Seen in that context the ultimate control of the current war may not be in the hands of either Israel or Hezbollah.
As this war continues, both sides would discover each other's threshold of pain and learn to live with it. Israel has lost 70 soldiers while Hezbollah admits the loss of some 60 fighters. Both could live for a long time with such limited losses.
Does this mean endless war in which Lebanese and Israelis, mostly civilians, will die in what is, in fact, a conflict between the United States and Iran?
Much of the answer must come from Lebanon.
The Lebanese, united in their grief over the war, remain divided on who should shape the future Middle East. Hezbollah and its allies favour a Middle East in which Iran provides leadership in the name of radical Islam. Without saying so in public, other Lebanese parties would rather live in a Middle East dominated by the US.
A similar division exists in Israel, albeit on a smaller scale and in more subtle ways.
Some Israelis believe that they have paid a high price for being dragged into big power rivalries, first during the Cold War, and more recently in the conflict between the West and radical Islam. Israel's close association with the US has meant substantial loss of support elsewhere, especially in Europe where anti-Americanism has grown since the end of the Cold War.

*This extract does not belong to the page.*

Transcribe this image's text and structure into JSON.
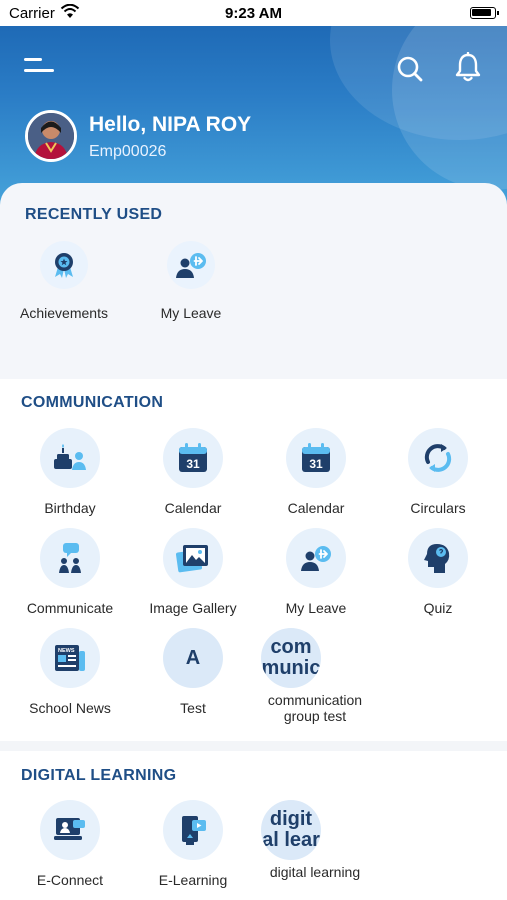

There was a time when Israel was the darling of the left in the West, and a leading member of the Socialist International. In those days, Israel received its weapons, and its nuclear arsenal, from France and the Soviet bloc, and was seen by European left as an outpost of "progress" in an Arab world dominated by "reactionary regimes." Now, however, much of the Western left sees Israel as a cat's paw of "American Imperialism", and thus as an enemy.
"When elephants fight, smaller beasts better stay away!" Given by Kenneth Kaunda, the father of Zambia's independence, that advice, was meant for newly created Afro-Asian states during the Cold War.
Many believe that it also applies to Lebanon and Israel today, two small countries, which have no reason to be at war with one another, and yet are destroying each other on behalf of bigger powers with rival agendas.